Effler fondly recounted a time when Winders, while working out, heard a call about an armed robbery over the scanner.

He said the sheriff jumped in his car, still in his workout clothes, and drove right to the scene, arriving ahead of his deputies -- and while the culprits were still there.

"He had to run around the back of his car, open his trunk and get his gun out, then he comes back around -- but he did, he apprehended them," Effler said.

Thinking ahead to the next time he is called to a crime scene or is asked to attend a local event, places to which he and Winders customarily arrived together, Effler could muster few words.

"It'll be bad ... it will be bad."

While some are remembering Winders as a vigilant lawman, others miss the friend -- the man they say was known for a vibrant sense of humor and random acts of kindness.

Retired Marine and chaplain emeritus of the N.C. Military Order of the Purple Heart Bill Carr was shocked to hear the news.

The last time he saw Winders was just before Christmas, when the sheriff, as he did every year, dropped a ham off at the veteran's home.

"He was one of my best friends and was like a son to me. I loved him like a son," Carr said. "There will never be another sheriff like him, and Wayne County sure is gonna miss him.
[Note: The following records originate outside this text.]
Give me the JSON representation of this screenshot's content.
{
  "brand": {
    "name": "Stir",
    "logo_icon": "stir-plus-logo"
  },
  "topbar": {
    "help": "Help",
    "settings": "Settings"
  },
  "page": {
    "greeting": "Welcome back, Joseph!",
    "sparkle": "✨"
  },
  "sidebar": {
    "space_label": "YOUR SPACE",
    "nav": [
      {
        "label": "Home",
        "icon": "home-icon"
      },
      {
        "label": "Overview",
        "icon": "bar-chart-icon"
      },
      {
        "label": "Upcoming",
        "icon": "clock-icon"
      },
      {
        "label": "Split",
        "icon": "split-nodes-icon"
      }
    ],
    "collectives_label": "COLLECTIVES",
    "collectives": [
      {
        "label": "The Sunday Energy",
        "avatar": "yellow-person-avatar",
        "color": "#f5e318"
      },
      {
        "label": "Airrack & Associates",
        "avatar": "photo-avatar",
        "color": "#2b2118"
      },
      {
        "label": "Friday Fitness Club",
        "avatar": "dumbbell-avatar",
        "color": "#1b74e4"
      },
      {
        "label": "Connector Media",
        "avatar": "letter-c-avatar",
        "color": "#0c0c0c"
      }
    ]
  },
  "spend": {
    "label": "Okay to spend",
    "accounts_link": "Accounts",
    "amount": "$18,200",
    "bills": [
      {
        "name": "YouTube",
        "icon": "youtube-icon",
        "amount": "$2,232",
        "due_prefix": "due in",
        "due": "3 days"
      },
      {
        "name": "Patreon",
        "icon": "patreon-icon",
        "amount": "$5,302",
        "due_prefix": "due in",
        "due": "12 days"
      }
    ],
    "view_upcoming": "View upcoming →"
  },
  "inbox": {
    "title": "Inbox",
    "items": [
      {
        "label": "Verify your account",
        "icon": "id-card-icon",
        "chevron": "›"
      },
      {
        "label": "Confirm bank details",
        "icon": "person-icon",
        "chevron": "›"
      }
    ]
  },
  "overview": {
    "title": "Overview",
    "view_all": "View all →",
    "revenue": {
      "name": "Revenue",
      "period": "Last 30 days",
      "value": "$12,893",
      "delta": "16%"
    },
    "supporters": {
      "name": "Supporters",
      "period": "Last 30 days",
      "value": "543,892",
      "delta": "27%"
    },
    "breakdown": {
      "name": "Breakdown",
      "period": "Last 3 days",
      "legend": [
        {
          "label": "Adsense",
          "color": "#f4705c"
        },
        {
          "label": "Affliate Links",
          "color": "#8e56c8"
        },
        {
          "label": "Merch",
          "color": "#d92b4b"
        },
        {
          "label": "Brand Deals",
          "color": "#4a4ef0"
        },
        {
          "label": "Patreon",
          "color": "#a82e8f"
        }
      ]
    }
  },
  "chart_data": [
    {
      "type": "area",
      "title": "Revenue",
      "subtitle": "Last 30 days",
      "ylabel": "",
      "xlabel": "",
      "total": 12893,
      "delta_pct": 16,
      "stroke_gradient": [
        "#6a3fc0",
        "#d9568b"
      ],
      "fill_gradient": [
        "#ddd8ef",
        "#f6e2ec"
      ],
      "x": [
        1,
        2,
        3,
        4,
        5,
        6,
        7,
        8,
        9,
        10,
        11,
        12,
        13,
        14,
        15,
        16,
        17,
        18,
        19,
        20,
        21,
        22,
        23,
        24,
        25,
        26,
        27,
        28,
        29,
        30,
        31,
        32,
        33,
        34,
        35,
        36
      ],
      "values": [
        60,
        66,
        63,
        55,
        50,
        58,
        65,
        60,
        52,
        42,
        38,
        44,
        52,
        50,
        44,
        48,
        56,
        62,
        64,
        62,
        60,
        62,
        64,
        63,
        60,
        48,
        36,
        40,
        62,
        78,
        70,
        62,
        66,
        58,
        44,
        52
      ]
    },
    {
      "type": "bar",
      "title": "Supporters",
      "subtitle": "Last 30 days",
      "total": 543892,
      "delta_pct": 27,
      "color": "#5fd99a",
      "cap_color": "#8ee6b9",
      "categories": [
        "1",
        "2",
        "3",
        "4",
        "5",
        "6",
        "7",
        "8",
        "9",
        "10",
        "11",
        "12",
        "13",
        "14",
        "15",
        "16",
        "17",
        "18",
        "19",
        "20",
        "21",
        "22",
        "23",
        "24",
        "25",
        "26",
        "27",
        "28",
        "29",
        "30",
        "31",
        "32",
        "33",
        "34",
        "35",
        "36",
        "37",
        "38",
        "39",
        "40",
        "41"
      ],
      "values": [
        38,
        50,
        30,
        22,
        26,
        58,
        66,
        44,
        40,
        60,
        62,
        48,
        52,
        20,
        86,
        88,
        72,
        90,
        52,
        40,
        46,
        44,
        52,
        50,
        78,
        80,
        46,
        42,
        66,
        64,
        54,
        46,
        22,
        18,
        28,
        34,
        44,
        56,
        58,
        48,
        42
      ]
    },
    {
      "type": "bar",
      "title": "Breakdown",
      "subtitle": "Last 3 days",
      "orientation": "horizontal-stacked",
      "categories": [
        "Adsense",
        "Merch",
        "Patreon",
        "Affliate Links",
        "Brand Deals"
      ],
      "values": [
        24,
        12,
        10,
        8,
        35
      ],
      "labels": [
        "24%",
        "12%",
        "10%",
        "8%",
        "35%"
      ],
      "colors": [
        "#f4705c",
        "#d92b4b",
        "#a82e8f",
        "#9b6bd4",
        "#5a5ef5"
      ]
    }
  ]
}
"I have been just sick. It's just like losing a man -- a good friend -- in combat. To me, Carey reminded me of a good Marine. So, I'll miss him. I miss him now. God bless him."